■ **What to produce**: The required output is the line that contains "Convert this screenshot" through the last line of the data, retyped verbatim and with nothing added.

Items from an interface collection:
● ● ● ●
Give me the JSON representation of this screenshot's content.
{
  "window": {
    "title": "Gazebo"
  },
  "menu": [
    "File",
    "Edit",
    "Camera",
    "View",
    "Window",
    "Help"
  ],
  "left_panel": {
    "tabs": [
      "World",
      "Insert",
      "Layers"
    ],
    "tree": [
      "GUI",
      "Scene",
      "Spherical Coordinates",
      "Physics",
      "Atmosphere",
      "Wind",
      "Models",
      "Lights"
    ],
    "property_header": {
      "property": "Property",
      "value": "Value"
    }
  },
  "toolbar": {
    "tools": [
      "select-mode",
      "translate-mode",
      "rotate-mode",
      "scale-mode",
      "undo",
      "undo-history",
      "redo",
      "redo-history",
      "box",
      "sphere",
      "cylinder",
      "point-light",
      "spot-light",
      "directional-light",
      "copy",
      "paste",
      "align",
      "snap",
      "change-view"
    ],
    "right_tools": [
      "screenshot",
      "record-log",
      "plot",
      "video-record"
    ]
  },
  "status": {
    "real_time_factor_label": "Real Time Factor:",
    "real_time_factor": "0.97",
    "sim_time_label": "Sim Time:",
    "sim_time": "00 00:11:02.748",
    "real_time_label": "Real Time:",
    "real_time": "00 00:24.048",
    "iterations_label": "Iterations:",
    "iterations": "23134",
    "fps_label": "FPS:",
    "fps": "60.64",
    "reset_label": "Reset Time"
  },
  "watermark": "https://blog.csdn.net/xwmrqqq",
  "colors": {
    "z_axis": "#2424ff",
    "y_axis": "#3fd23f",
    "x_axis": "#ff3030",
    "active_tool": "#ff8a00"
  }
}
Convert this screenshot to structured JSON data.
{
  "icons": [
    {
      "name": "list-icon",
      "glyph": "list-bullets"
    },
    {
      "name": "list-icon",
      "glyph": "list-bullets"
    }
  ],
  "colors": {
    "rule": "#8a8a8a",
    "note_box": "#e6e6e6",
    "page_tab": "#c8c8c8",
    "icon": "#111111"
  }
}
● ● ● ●
■ **Your solution**:
Convert this screenshot to structured JSON data.
{
  "icons": [
    {
      "name": "list-icon",
      "glyph": "list-bullets"
    },
    {
      "name": "list-icon",
      "glyph": "list-bullets"
    }
  ],
  "colors": {
    "rule": "#8a8a8a",
    "note_box": "#e6e6e6",
    "page_tab": "#c8c8c8",
    "icon": "#111111"
  }
}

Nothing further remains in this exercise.